Aim of the exercise: Pull every line containing the word "JSON" from the records.

Component data from apps and pages:
■ ■ ■
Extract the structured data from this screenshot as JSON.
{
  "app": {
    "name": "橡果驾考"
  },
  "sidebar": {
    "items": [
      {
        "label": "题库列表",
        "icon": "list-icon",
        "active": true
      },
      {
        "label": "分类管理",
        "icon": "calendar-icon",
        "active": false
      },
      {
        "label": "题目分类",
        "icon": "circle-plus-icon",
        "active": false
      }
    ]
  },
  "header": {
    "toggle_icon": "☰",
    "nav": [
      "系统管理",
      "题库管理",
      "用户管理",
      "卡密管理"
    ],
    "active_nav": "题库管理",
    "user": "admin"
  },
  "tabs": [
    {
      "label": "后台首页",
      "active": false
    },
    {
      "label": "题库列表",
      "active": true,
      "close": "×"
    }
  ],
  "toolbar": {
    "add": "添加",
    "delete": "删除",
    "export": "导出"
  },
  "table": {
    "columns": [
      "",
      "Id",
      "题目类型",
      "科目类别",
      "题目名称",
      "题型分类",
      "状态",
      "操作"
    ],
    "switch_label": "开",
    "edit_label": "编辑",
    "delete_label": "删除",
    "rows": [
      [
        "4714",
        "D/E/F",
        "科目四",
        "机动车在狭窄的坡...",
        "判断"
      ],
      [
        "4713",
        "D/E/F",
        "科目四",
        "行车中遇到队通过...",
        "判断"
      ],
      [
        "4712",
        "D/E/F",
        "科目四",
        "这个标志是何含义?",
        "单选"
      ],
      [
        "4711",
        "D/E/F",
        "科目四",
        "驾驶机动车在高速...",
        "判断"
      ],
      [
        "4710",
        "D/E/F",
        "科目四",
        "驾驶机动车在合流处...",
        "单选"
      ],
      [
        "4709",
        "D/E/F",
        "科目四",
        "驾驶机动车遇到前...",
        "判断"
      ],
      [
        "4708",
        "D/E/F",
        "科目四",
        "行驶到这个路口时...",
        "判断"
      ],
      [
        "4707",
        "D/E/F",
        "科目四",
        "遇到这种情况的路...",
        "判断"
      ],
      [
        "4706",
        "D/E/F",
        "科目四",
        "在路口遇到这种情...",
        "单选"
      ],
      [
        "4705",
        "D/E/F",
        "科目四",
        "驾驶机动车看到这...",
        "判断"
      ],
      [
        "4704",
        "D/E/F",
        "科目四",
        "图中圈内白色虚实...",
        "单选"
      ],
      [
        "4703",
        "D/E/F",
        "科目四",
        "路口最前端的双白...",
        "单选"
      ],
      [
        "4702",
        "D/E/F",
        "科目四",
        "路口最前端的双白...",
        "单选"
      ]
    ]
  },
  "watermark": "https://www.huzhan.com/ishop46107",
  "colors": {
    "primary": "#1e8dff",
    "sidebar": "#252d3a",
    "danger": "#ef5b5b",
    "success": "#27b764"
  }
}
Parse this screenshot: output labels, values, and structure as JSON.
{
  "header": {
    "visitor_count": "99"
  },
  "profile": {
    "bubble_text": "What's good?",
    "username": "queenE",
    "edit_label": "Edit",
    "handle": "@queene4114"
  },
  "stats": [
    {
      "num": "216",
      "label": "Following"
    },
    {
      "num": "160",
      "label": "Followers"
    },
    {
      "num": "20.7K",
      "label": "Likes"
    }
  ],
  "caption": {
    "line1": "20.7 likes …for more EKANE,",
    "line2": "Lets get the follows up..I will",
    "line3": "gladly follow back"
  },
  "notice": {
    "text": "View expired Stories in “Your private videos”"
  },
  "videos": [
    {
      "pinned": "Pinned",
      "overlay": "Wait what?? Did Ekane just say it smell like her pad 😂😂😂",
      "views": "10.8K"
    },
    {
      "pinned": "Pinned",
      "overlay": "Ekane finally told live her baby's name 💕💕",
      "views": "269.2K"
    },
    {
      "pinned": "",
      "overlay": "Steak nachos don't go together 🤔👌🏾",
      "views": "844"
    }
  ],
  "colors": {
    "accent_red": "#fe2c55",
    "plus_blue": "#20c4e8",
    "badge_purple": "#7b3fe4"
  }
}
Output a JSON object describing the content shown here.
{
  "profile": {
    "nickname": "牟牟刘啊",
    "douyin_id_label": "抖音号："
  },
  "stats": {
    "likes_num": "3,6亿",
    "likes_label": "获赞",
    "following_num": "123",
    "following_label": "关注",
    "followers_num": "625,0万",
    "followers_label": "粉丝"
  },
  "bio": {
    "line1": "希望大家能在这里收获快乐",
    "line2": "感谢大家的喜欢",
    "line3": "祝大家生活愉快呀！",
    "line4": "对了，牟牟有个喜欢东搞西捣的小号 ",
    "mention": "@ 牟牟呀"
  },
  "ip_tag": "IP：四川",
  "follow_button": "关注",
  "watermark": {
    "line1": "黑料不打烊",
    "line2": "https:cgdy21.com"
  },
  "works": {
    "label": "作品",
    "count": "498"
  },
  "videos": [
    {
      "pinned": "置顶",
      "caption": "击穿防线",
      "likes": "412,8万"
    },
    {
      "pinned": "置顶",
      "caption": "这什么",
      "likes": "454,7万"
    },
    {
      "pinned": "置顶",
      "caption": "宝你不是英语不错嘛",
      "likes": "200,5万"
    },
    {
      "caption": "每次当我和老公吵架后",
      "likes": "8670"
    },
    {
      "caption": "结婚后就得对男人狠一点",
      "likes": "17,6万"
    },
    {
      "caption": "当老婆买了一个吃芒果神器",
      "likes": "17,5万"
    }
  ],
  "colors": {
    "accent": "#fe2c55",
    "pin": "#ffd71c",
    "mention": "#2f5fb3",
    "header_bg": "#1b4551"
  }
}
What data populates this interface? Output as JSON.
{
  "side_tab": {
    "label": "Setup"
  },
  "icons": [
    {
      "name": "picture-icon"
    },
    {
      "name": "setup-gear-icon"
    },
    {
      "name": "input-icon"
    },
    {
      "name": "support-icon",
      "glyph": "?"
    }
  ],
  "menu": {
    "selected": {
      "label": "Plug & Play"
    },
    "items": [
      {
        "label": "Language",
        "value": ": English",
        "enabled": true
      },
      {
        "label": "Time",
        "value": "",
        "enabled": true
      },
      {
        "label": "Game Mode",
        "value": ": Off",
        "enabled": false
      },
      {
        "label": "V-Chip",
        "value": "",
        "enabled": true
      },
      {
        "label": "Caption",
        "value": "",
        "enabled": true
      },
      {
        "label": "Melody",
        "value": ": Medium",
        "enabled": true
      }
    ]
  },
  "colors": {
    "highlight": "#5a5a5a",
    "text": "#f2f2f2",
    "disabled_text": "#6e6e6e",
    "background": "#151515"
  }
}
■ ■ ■
Solution for this task:
Extract the structured data from this screenshot as JSON.
Parse this screenshot: output labels, values, and structure as JSON.
Output a JSON object describing the content shown here.
What data populates this interface? Output as JSON.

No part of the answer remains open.